She carries on. The miles seem easy to cover.
There is hardly anybody in Needham Market. (It is easy to imagine how this little market town must have looked years before the ubiquitous car filled its streets.) The only person of note is a muscular young man in a T shirt swaggering to the local Co-op and looking genuinely unconcerned about the cold. Kolly thinks of similar young men clambering out of the trenches as a whistle blows or plunging down LVT ramps onto Italian and French beaches.
Kolly takes a narrow lane with only a livery stable between her and Creeting St. Mary. The leaves of the silver birch trees rustle gold in the bright light and the smell of autumn decay is strong here.

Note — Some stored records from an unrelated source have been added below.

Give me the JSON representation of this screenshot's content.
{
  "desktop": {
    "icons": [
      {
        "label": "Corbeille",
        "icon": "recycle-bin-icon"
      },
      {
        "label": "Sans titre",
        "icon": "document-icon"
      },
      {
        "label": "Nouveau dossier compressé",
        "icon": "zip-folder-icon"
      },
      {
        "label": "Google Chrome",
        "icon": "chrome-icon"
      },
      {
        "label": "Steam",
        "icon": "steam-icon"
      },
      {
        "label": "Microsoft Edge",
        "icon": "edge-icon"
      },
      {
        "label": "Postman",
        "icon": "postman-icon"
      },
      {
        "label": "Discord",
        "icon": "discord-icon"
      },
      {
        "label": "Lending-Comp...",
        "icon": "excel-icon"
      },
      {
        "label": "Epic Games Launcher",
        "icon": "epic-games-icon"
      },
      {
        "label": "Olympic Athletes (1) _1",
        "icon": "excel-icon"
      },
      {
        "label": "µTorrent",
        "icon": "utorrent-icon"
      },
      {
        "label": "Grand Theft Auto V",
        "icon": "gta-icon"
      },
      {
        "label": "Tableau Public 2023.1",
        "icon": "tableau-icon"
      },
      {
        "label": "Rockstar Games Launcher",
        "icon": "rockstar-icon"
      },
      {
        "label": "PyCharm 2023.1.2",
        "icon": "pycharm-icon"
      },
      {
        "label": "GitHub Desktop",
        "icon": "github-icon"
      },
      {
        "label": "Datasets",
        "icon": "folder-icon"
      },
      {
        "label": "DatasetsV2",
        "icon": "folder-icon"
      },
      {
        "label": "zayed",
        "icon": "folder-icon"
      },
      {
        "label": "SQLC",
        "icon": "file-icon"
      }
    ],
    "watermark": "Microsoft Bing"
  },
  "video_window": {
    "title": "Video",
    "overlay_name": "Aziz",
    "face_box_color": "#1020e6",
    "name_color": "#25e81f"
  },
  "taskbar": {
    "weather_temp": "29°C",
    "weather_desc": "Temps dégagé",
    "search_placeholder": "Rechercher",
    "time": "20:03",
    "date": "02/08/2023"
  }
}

Seconds later and she is in the half-shadows, climbing a hill to Broad Green via an even narrower lane. The damp tarmac is barely visible underneath gravel washed from the bank verges and thick patches of grass grow down the centre. A teenager on a quad bike – adorned with some unidentifiable farming implement – nearly collides with her and she waves him on. He is the one who appears to be actually working – Kolly can wait. Once again, his youth calls into memory the pictures of the young men heading into war. She wonders if he knows anyone serving in Iraq or Afghanistan.
She turns for home through Forward Green and Earl Stonham. As Kolly hurtles down the hill on the semi-main, cross-county road to Yoxford, a raptor catches her eye. Seemingly gigantic, it appears only just supported by the tips of its long bowed wings and its presence overhead panics a huge flock of wood pigeons into flight. It glides towards them. Given as how there is a raptor bird sanctuary in Stonham Aspal – the next village on the route – it pleases her to think one may have muscled up to its pen and broken out.
A few miles later and she is travelling into Crowfield along part of an old Roman road. As she has done on the other occasions she has traversed this straight road, she thinks of men marching along it dressed in armour. It seems history can never shake off the violence.
At Gosbeck – a small hamlet in danger of being swamped by undulating fields – she approaches a pair of young women on horseback. She is reminded of that other reference to the county: Suffolk Fair-Folk. They all wish each other a good day. Life goes on, renewed by youth.
Helmingham, Ashboking, Witnesham – with its wicked hill awaiting the unwary and, finally, a memorial adorned with poppy wreaths and crosses – give way to Westerfield and the northern outskirts of Ipswich. The wind has been on her back with varying degrees of strength for the last hour, but it is only when she turns onto the old inner bypass of the town, that it gives that extra push. The riding becomes ridiculously easy and Kolly begins to dash along. The speed limit is forty miles per hour and the traffic no longer zooms past – she is giving them all a run for their money.
As a church announces that it is eleven o'clock, she says a silent thank-you. Kolly may believe that there are few things worth killing another for, but the decision to risk all to serve for the common good must be respected. She is certain she would not be here, infused with bundles of endorphins and serotonin, if those service personnel had not played their part.
The sun is still bright and the enormous Suffolk sky remains clear.
She cycles home.
Try not to do the stupid things stupid people do.